Of particular concern is the lowered professional recognition of ECTs in comparison to primary and secondary trained teachers which may affect attraction and attrition.
Bastick, T. (2000). Why teacher trainees choose the teaching profession: Comparing trainees in metropolitan and developing countries. International review of Education, 46(3), 343-349.
Clandinin, D. J., & Rosiek, J. (2007). Mapping a Landscape of Narrative Inquiry: Borderland Spaces and Tensions. In D. J. Clandinin (Ed.), Handbook of narrative inquiry: Mapping a methodology (pp. 35-75). Thousand Oaks, CA, US: Sage Publications.
Clandinin, J., & Connelly., M. (2000). Narrative inquiry: Experience and story in qualitative research. San Francisco, CA, US: Jossey-Bass.
Nolan, A., & Molla, T. (2017). Teacher confidence and professional capital. Teaching and teacher education, 62, 10-18.
Nolan, A., & Molla, T. (2018). Teacher professional learning in Early Childhood education: insights from a mentoring program. Early Years, 38(3), 258-270.
Overton, J. (2009). Early childhood teachers in contexts of power: Empowerment and a voice. Australasian Journal of Early Childhood, 34(2), 1-10.
Richardson, W. P., & Watt, M. G. H. (2005). I’ve decided to become a teacher: Influences on career change. Teaching and Teacher Education, 21(5), 475-489.

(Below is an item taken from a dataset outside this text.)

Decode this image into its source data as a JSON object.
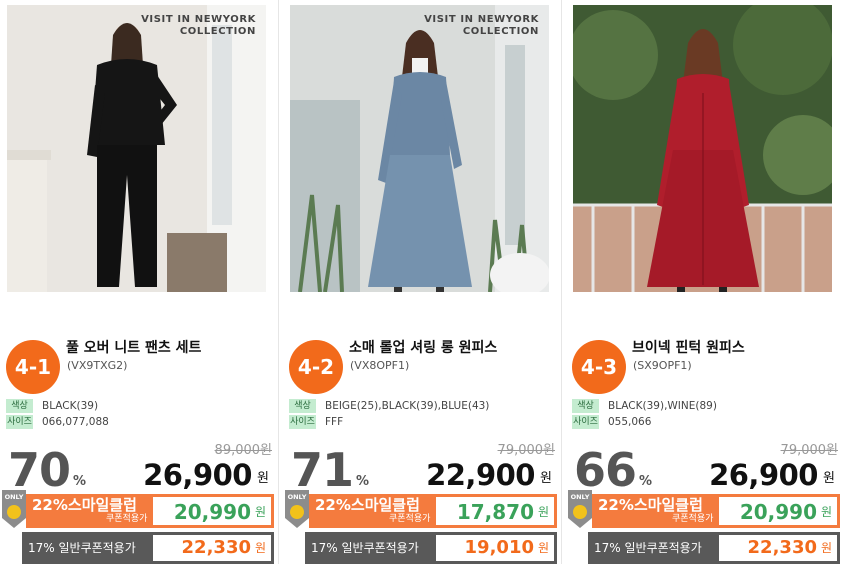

Wyatt-Smith, C., Du Plessis, A., Wang, J., Hand, K., Alexander, C., & Colbert, P. (2017). Why choose teaching? a matter of choice: Evidence from the field.